This year we have a strong team who will represent Australia at the 22nd FAI World Hot Air Balloon Championships, to be held in Saga Japan between 30 October and 7 November 2016. This is Australia’s best chance to win the championship since we won back in 1983.
The Australian balloon team will be represented by 3 pilots; Matthew Scaife, Nicola Scaife and Peter Wright. They will be travelling with our biggest and best team yet. All up there will be 16 team members, complete with independent wind-reading team, a photographer, a social media/tech support guru, a team manager and crew members for each balloon.
Australia will have the only husband and wife competing in the same championships. Nicola Scaife is the two time Women’s World Hot Air Balloon champion and Matthew Scaife is a two-time Australian Hot Air Balloon champion.
The team will be pushing the boundaries of what can be done with existing technology. In the hands of our pilots and ground crew will be a Microsoft Surface Pro with OziTarget navigational software. Will this be Hot Air Ballooning’s equivalent of the winged keel on Australia II that won us an America’s cup in 1983?
Our team preparation this year has included flying in the 2016 Japanese Grand Prix, which involves 5 competition ballooning events over the year.
Our team have previous experience competing in Saga Matt (3 times), Nicola (2 times), Peter (1 time) and Sean Kavanagh, Team Manager (9 times), our ground crew also has many years of experience. Saga is Australia’s second home when it comes to competition ballooning.
Meet The Team Opportunity:
The Australian Balloon Team will be at the annual Hunter Valley Hot Air Balloon Festival on 22 and 23 October 2016 which will see upward of twenty hot air balloons from all around the country launch at sunrise. This is a great opportunity for interviews, pictures and video.
More about hot air balloon competition:
A hot air balloon competition requires competitors to score points by undertaking a number of set tasks, which are predetermined by an Event Director before a flight. This generally involves the pilot throwing a ‘marker’, a weighted streamer, at a target, usually a cross or road intersection with set coordinates. To get there the pilot needs to manoeuvre the balloon by using wind currents at various altitudes.
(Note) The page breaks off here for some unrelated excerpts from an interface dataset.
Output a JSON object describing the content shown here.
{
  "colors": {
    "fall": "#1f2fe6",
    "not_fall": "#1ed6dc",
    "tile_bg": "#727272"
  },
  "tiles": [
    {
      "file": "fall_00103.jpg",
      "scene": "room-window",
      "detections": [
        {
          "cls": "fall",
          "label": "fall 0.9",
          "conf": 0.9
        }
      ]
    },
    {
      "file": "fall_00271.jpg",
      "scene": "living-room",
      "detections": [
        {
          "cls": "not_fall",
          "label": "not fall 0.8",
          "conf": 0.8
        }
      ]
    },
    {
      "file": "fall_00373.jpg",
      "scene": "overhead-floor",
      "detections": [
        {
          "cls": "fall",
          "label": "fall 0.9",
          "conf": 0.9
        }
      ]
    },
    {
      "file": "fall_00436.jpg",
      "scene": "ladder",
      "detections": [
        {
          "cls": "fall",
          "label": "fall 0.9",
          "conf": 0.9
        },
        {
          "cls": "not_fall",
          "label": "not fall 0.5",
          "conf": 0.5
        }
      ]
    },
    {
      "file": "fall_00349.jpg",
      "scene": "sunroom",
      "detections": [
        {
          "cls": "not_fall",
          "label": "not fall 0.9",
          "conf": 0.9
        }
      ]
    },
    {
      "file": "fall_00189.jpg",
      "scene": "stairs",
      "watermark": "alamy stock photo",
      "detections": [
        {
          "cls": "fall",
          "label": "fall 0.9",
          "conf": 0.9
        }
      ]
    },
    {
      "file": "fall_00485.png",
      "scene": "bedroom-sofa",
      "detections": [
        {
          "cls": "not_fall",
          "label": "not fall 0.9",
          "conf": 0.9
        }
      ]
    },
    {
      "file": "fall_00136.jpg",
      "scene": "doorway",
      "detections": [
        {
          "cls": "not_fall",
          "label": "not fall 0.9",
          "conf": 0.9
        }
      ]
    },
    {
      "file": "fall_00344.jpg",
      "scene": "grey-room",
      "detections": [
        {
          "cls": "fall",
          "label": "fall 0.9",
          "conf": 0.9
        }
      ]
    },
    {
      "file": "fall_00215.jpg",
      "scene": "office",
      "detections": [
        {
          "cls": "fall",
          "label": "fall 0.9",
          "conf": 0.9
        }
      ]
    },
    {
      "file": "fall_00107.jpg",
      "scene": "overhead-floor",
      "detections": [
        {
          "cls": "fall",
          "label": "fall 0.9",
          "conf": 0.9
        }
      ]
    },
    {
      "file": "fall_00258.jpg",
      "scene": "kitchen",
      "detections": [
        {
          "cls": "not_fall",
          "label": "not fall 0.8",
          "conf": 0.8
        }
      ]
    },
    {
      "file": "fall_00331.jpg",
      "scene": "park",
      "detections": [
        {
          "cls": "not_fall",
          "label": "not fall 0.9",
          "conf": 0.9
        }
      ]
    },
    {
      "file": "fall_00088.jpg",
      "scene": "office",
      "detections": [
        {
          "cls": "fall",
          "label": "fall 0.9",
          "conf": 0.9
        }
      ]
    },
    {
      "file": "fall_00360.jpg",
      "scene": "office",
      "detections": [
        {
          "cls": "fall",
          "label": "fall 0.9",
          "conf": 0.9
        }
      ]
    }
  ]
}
Flying takes place in the morning and evening and the eventual winner is the pilot who has accumulated the most number of points over the week of flying.
For media enquiries contact:
Team Media Liaison
Mobile: 0413 740 286